"Spending large sums of money in connection with elections, but not in connection with an effort to control the exercise of an officeholder’s duties, does not give rise to quid pro quo corruption,” and other ridiculous quotes from the Supreme Court’s recent decision in McCutcheon v. FEC
“We’re small folks and we’ll never attend black-tie, thousand-dollar-a-plate fund-raising galas in Manhattan, but we demand justice. We, the people, demand justice.”— A man in West Virginia, questioning Sen. Joe Manchin’s efforts to hold accountable Freedom Industries for the chemical leak that left 300,000 people without tap water earlier this year. It’s a must-read story on power and influence in state politics.
“Look at whoever is most powerful in Congress right now — and you magnify their power. Think back to the Robber Baron age — there were no restrictions; it was just kind of a free-for-all. That’s where we’re heading.”— Sunlight Foundation’s Lisa Rosenberg on the Supreme Court and money in politics (Los Angeles Times)
"Mr. Adelson’s effort officially kicked off on Wednesday, when lawmakers, including a senator, Lindsey Graham of South Carolina, who has accepted tens of thousands of dollars in donations from the businessman and his family, introduced legislation originally drafted with Mr. Adelson’s lobbyist.”
“I hope it’s not working. Because if you go back to 1933, with different words, this is what Hitler was saying in Germany. You don’t survive as a society if you encourage and thrive on envy or jealousy.”— Top GOP donor Ken Langone, making an outrageous claim about those criticizing the wealthy and wanting them to pay higher taxes. (Politico)
“More than 66,000 ads in U.S. House and Senate races aired through March 9, more than triple what candidates and allied groups aired during a comparable period four years ago, according to New York-based Kantar Media’s CMAG, which tracks advertising.”—Bloomberg, “Obamacare Foes Run Nearly Half of Early Ads for Congress”
“Look at what’s happening in politics. What’s talking the loudest is money.”— Supreme Court Justice Sonia Sotomayor, when asked why more women and minorities don’t run for office. “Money,” she replied. (WSJ)
“The 1980s changed America.
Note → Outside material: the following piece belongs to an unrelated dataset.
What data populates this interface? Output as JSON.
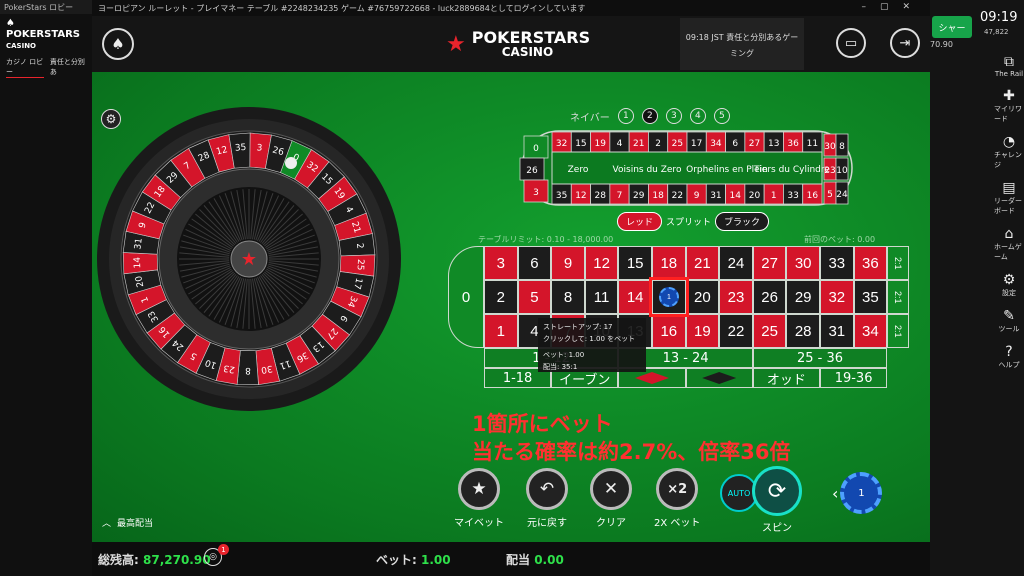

These were the years when corporations and wealthy individuals organized to fight back against the liberal forces that had dominated the ’60s and ’70s. Moneyed interests organized new groups, especially political action committees that were prepared to spend large sums to achieve their political objectives. This began the three-decade process that has made money the most important element of our public life, a form of pollution way beyond the reach of the Environmental Protection Agency.”— Former Washington Post reporter Robert Kaiser in an oped this weekend: “How Republicans lost their minds, Democrats lost their souls and Washington lost its appeal.
“If regular people knew how much time members of Congress spent fundraising and where they were raising money, they would be shocked. They elect these people because they expect their lawmakers to do their job, and when they get here, they’re having fancy dinners and flying off to resort towns with people who are definitely not their constituents.”— Public Campaign’s Adam Smith on the fancy restaurants and resorts where members of Congress raise money. (AlJazeera America)